In opening remarks, Rep. French Hill (R-Ark.), chairman of the committee, stated that the comment period for the regulatory agency’s proposed rulemaking is “egregiously short.” He said the CFPB’s cost-benefit analysis was and remains “deeply flawed.”

He said the proposal intimates that companies that let individuals send money to one another, and companies that keep credit card information on file are “somehow in the exact same market.” And, he added, many companies are “confused about how the rule will be implemented or if they are even covered by it.”

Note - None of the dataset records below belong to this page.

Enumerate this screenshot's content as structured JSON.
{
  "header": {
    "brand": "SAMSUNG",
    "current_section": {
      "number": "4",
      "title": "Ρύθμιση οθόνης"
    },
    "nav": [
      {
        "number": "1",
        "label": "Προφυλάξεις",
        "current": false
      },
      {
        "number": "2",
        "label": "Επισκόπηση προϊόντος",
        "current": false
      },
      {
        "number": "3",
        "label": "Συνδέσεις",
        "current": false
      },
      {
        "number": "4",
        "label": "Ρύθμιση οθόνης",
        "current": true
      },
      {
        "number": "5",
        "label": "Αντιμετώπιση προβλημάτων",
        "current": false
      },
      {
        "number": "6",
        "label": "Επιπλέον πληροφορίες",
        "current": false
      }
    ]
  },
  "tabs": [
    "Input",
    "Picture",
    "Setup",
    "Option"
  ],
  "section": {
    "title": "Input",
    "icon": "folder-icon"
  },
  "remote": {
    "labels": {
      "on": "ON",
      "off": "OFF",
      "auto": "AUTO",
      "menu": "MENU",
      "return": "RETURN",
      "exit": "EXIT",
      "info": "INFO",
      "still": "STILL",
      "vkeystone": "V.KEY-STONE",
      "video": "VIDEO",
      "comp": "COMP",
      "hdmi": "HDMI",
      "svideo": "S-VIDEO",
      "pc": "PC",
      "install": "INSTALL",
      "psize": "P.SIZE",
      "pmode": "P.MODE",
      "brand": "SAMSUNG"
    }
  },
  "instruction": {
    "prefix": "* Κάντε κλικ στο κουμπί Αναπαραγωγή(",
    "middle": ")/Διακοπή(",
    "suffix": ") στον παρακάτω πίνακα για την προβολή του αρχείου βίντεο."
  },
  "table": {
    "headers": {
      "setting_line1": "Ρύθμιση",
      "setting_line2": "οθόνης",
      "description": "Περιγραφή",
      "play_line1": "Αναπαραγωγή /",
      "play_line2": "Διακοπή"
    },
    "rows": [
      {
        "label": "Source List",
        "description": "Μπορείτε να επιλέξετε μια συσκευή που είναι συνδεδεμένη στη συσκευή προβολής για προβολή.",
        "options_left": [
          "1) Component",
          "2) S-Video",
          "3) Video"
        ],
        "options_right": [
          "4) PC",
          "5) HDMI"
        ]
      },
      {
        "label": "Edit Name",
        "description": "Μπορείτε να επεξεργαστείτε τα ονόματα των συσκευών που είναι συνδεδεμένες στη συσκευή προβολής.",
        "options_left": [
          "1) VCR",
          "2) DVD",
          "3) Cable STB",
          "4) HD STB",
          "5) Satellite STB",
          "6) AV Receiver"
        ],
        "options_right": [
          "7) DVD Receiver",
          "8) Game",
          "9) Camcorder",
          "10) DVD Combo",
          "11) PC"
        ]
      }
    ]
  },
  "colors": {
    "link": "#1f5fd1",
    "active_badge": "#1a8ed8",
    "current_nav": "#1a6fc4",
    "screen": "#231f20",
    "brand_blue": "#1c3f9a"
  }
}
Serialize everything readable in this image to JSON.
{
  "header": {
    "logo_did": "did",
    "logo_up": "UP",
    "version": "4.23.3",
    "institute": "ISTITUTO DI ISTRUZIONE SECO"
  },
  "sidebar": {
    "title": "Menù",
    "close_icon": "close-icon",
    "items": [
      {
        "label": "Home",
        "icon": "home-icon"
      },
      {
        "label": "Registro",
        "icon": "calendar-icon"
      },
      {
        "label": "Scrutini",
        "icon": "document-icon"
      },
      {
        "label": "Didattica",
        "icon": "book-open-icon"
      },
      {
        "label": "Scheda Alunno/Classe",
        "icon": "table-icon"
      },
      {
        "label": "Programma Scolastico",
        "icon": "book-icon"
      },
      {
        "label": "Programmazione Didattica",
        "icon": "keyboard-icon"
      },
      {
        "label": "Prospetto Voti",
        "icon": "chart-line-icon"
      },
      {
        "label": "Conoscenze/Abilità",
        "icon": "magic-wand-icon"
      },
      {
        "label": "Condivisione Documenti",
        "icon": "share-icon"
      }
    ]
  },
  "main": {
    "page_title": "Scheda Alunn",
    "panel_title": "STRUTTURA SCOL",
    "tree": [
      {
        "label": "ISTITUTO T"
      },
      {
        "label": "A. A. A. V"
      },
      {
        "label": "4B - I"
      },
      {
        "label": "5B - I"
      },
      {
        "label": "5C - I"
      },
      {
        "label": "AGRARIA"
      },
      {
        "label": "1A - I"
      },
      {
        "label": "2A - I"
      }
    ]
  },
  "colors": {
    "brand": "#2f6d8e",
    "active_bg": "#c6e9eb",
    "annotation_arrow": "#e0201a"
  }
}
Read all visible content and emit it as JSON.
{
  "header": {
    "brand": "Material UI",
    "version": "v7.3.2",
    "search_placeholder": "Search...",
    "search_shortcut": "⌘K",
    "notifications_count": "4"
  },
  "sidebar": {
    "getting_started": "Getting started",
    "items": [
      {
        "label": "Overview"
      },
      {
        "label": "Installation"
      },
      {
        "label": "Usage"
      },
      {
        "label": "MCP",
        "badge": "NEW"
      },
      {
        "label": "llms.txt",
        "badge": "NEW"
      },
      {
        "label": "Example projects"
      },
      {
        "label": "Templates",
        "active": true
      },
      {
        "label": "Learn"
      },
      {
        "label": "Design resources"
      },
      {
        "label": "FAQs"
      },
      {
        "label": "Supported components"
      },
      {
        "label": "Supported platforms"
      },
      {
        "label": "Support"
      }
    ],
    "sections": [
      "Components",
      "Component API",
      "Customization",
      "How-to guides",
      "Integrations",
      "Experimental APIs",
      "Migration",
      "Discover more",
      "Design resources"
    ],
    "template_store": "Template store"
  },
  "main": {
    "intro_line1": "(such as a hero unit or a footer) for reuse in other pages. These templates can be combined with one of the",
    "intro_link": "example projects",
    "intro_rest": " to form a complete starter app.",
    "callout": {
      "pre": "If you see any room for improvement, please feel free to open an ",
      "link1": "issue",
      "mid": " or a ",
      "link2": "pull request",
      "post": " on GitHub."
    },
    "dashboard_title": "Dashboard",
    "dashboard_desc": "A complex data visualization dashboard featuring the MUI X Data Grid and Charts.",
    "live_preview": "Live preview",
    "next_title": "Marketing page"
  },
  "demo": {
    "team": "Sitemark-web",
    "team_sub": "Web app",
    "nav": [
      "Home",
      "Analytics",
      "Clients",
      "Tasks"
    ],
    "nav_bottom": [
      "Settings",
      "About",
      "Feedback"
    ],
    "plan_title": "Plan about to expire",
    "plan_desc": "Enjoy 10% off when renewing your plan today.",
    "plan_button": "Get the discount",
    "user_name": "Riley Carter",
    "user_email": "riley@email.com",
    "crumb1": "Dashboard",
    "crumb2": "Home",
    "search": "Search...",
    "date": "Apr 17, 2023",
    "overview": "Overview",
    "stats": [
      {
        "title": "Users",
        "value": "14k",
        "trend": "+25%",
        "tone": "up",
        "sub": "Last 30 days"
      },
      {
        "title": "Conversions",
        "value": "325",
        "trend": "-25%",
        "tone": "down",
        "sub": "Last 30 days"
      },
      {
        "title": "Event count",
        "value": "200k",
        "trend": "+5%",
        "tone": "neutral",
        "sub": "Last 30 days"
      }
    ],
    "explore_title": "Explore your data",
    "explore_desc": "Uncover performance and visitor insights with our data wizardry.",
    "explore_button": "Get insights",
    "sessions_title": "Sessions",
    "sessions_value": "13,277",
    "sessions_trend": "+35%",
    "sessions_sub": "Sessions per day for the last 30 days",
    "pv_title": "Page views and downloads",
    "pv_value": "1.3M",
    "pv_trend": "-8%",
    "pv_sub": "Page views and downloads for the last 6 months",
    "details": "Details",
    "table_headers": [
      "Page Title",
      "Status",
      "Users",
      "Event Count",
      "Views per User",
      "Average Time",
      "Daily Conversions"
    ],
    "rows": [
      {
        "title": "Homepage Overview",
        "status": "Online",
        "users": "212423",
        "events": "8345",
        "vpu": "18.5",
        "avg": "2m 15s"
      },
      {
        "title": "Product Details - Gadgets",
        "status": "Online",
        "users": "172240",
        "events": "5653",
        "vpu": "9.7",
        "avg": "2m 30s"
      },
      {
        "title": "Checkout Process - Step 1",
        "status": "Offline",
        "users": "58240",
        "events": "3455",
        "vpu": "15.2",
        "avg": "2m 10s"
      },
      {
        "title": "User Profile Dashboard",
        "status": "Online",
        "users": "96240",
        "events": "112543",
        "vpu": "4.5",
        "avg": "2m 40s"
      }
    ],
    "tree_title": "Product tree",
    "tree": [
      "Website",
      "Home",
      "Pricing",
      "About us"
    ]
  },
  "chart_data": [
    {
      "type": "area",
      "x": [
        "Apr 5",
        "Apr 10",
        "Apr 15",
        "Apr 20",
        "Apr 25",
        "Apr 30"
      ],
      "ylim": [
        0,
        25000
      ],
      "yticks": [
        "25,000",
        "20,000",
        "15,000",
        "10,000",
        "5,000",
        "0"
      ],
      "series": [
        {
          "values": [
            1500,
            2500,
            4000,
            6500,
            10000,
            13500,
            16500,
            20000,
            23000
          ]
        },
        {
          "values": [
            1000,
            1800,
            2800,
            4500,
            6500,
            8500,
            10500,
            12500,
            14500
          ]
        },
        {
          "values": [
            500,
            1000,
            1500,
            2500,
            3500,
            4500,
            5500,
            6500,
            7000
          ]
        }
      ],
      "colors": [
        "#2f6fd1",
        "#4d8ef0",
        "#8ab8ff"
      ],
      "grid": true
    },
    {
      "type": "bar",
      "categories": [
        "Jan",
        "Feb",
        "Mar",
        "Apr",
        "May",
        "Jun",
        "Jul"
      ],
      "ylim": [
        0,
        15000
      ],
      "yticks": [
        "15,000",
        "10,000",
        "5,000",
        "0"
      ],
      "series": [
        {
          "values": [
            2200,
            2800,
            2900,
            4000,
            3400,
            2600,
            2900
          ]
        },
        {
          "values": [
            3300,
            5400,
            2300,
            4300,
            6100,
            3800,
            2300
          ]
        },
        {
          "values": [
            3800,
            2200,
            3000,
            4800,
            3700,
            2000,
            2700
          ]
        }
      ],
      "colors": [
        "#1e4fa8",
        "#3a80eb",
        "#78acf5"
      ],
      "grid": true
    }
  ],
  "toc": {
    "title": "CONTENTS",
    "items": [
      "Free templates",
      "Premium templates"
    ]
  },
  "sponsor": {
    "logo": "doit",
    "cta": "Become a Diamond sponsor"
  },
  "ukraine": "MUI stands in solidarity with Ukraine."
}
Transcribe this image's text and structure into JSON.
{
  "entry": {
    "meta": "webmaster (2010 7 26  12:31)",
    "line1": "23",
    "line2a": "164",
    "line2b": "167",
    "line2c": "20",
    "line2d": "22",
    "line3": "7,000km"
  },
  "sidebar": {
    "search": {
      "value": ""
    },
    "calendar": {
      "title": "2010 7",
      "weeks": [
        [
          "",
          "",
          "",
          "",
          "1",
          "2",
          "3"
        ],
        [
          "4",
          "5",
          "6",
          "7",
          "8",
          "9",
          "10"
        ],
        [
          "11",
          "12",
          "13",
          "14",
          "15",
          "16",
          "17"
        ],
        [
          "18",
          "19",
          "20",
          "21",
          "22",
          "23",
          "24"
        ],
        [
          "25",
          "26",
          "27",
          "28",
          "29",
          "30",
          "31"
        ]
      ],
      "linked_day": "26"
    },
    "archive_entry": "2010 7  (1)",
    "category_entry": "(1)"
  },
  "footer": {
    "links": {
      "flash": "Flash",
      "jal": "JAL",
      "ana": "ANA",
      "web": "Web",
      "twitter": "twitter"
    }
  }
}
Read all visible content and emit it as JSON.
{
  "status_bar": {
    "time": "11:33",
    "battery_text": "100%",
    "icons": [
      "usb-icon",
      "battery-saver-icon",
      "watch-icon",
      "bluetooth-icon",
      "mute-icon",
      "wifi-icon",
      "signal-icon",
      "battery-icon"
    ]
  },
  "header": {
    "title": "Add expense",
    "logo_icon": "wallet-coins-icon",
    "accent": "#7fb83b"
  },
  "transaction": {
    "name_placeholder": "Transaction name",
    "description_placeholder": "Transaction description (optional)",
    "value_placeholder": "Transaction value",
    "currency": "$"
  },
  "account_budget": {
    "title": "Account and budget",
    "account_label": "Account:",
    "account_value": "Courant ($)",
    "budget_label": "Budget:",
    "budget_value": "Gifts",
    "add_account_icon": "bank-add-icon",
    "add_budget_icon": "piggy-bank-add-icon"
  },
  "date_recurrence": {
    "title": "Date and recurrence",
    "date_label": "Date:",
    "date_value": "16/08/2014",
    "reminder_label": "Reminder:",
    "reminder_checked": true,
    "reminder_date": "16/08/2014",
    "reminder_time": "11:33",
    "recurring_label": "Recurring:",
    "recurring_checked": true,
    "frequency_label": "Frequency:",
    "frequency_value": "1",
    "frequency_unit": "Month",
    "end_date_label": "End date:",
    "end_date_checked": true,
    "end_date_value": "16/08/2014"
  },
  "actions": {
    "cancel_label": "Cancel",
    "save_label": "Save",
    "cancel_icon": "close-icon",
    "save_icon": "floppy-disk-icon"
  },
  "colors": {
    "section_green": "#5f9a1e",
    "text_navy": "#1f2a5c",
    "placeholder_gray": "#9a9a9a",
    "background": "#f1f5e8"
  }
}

In broad terms, and as the CFPB stated last November, the rule would mean that nonbank financial companies — specifically those larger companies handling more than 5 million transactions per year — would “adhere” to the same rules as large banks, credit unions, and other financial institutions already supervised by the CFPB.

Too Broad an Approach?

TechNet Executive Vice President and Corporate Secretary Carl Holshouser said in his testimony Wednesday that regulations focused on FinTechs “must ensure consumers are protected while continuing to allow innovation to flourish. The CFPB’s proposed rule fails to accomplish this on both fronts and takes a one-size-fits-all approach that deviates from past precedent.” The proposed rule, he said, would introduce complexity and uncertainty in digital payments markets “to the detriment of consumers and businesses across our economy.” In one example of the too-broad approach, Holshouser said that transaction volume “does not necessarily correlate to potential consumer harm” and added later in his testimony that “a company merely sending payment instructions poses significantly less risk to consumers than companies that hold, transmit, or receive money.”

And though the CFPB’s rule anticipates oversight of 17 companies, witnesses on Wednesday said that there still is uncertainty about who might ultimately be covered — and as a result many companies will unnecessarily expend resources in anticipation of being supervised by the CFPB.

Brian Johnson, managing director of Patomak Global Partners, a financial services regulatory consultancy, said in testimony that the rule and monitoring would extend not just to firms that already provide financial products or services, but also to companies that are in the midst of developing new products and services. Since the latter offerings are not yet in the market, said Johnson, the CFPB would be exceeding its authority in seeking information from those firms.

“The market definition proposed by the Bureau is, in a word, incoherent. There is no reasonable way to discern, based on these definitions, exactly what products or providers would be covered by the proposed rule,” said Johnson.

James Kim, partner and head of the Fintech Industry Group at Troutman Pepper Hamilton Sanders LLP, said in testimony that many of the firms in the midst of the digital payments market are already partnering with financial institutions that would be covered under the proposed rule — are already subject to examinations by the CFPB or the banks’ prudential regulators.

Among defenders of the CFPB the proposed rule was Christopher K. Odinet, the Josephine R. Witte Professor of Law at the University of Iowa. “The CFPB’s supervision rule is well-justified … as it establishes a unified and coherent regulatory framework for overseeing the payment system,” Odinet contended. “It brings all consumer payments under the CFPB’s supervision, regardless of whether the individual chooses to interface directly with a bank or more indirectly through a nonbank digital consumer payment platform. The CFPB’s rule puts the two types of firms on the same regulatory footing.”

Jack W. Solowey, policy analyst at the Center for Monetary and Financial Alternatives at the Cato Institute, said consideration of risk should be the “salient factor for determining whether digital payment apps should be covered at all. If the CFPB is unable to base its decision to cover digital payment apps on specific risks to consumers, it should not move forward with the proposed rule.”